It has been an interesting week (aren’t they all?) in the world of SEO.
Unless you are an ostrich, you will no doubt have read about the storm that followed a very public outing of J.C. Penney’s link buying activities courtesy of the NY Times. Probably the best summary of what happened and why can be found in the excellent article by Vanessa Fox over at search engine land which is definitely worth a read..
There are some interesting questions to ask about why the NY Times singled out J.C. Penney but there is no doubt that it addresses an issue that is not restricted to the US retailing giant.
Even more interesting is the latest news that Forbes has had its knuckles rapped by Google for selling links.
Rather than take the hint and stop doing it, a certain Denis Pinsky (Forbes digital marketing director) decided to go public and suggest that they were not aware of any purchased links on the site.

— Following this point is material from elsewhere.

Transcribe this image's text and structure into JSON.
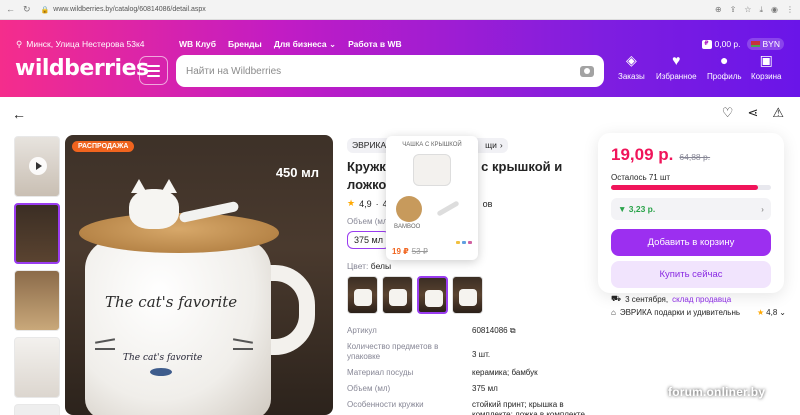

The resulting discussion must surely lead Denis to wish that he hadn’t gone public as some specific examples of paid for links were identifed, although those pages have curiously vanished.
The fact that Google sent them a warning in the first place (which is very fair) and that Matt Cutts added to the public discussion does indicate that Google is ramping up its efforts to stamp out the practice and is prepared to take on the big brands.

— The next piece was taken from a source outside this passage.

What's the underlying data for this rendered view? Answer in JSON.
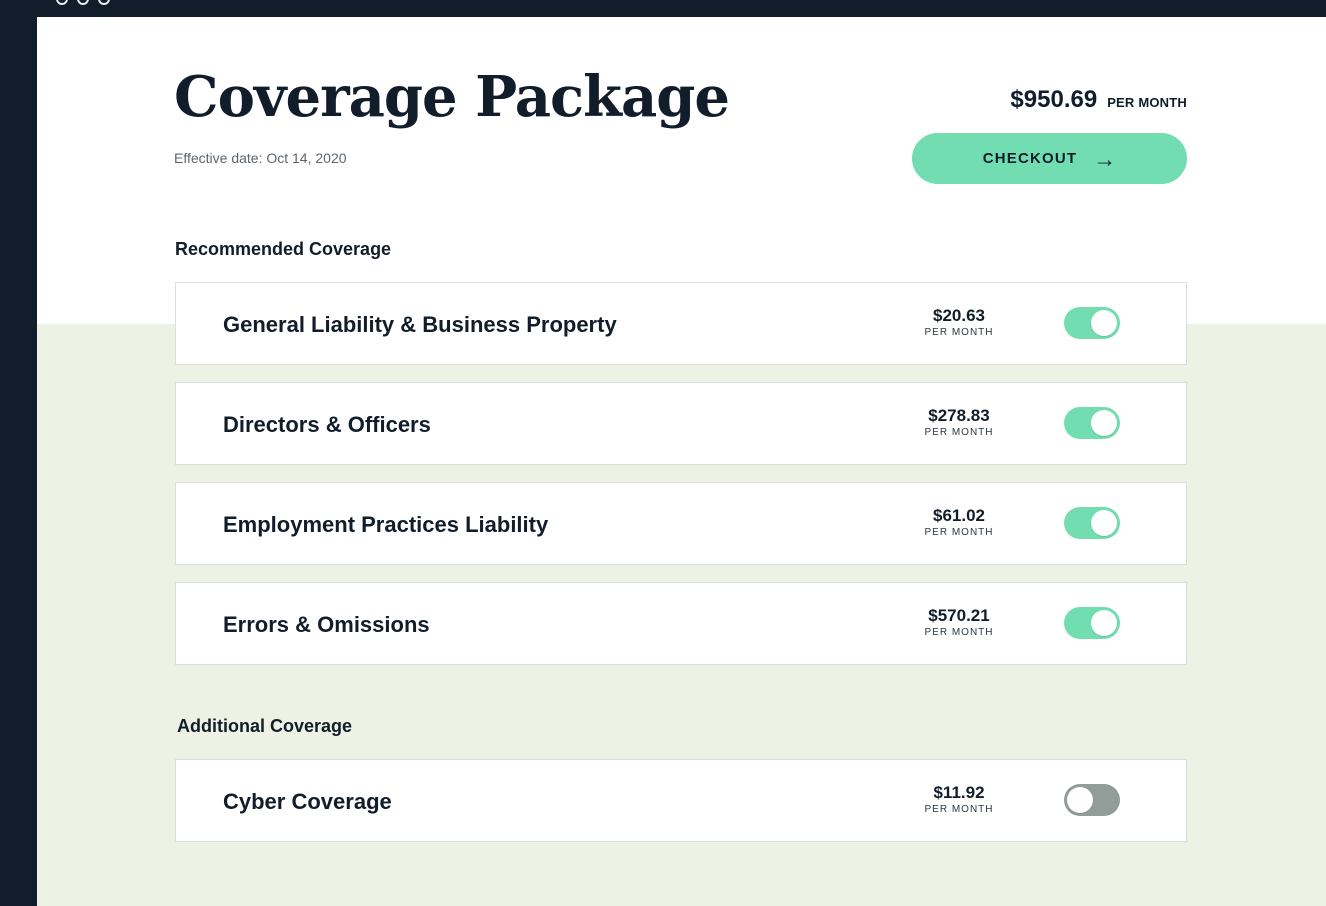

This can only be good news for those that practice ethical SEO and we genuinely hope that these latest examples are an indication that Google is improving its ability to identify link buying.

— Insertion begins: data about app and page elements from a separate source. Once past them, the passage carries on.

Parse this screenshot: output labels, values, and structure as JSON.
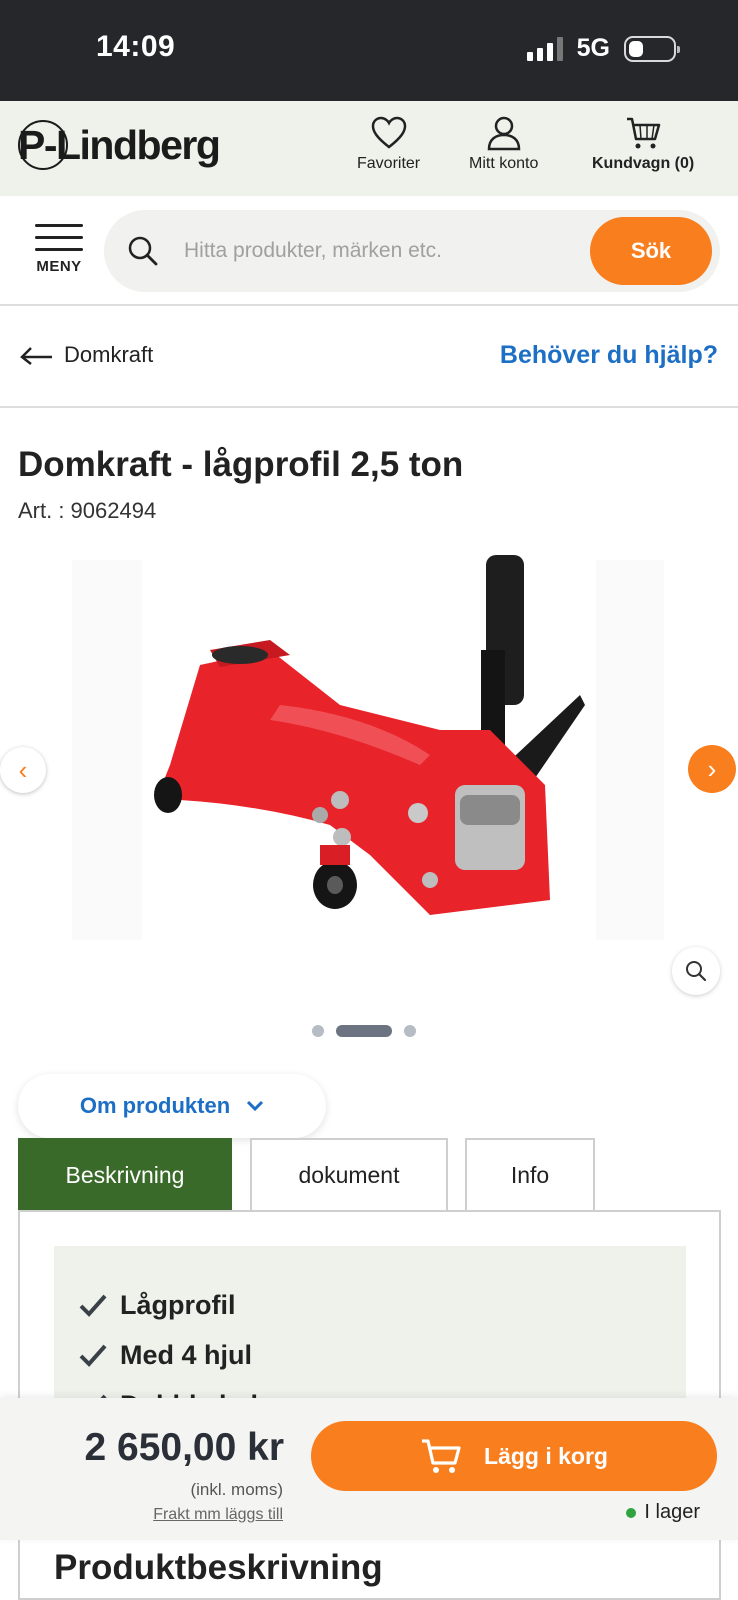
{
  "status_bar": {
    "time": "14:09",
    "network": "5G",
    "battery_icon": "battery-icon",
    "signal_icon": "signal-icon"
  },
  "header": {
    "logo": "P-Lindberg",
    "favorites_label": "Favoriter",
    "account_label": "Mitt konto",
    "cart_label": "Kundvagn (0)"
  },
  "nav": {
    "menu_label": "MENY",
    "search_placeholder": "Hitta produkter, märken etc.",
    "search_button": "Sök"
  },
  "breadcrumb": {
    "back_label": "Domkraft",
    "help_link": "Behöver du hjälp?"
  },
  "product": {
    "title": "Domkraft - lågprofil 2,5 ton",
    "article": "Art. : 9062494",
    "gallery_count": 3,
    "gallery_active_index": 2
  },
  "about": {
    "toggle_label": "Om produkten"
  },
  "tabs": [
    {
      "label": "Beskrivning",
      "active": true
    },
    {
      "label": "dokument",
      "active": false
    },
    {
      "label": "Info",
      "active": false
    }
  ],
  "features": [
    "Lågprofil",
    "Med 4 hjul",
    "Dubbla kolvar"
  ],
  "section_title": "Produktbeskrivning",
  "purchase": {
    "price": "2 650,00 kr",
    "vat_note": "(inkl. moms)",
    "freight_note": "Frakt mm läggs till",
    "add_button": "Lägg i korg",
    "stock": "I lager"
  },
  "colors": {
    "accent": "#f97e1e",
    "link": "#1c6fc4",
    "tab_active": "#3a6a2a",
    "header_bg": "#eef2ea",
    "status_bar": "#25272b",
    "in_stock": "#2fa33f"
  }
}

This is, however, an interesting point as it is almost impossible to know with 100% certainty whether a link has been bought for the purposes of boosting page rank or if it is genuine. If Google becomes too aggressive in its automatic penalties, than it is inevitable that some links would be incorrectly judged to be ‘false’ and some good sites would suffer.
Equally, if sites are easily penalised for having very poor quality links (i.e. bought links on unrelated sites) then we would expect to see some deliberate attempts to buy cheap links (in their thousands) for competitor sites. Whilst it may seem strange to build links to your competitors, if it becomes an effective way of knocking them out of the SERPs due to overzealous penalties being imposed by Google then you can be sure that it will be done.
Barely a day goes buy without us being offered the opportunity to purchase links (and often from sites that really should know better) and it is hard to see how it is going to go away soon, but we are very pleased to see some high profile sites being punished as it will send out a clear signal to those considering buying or selling links.
The challenge, as always, is to justify ethical approaches when it is often clear that the top ranked sites have all been buying links. Maybe 2011 will be the year that more paid link reports will be filed…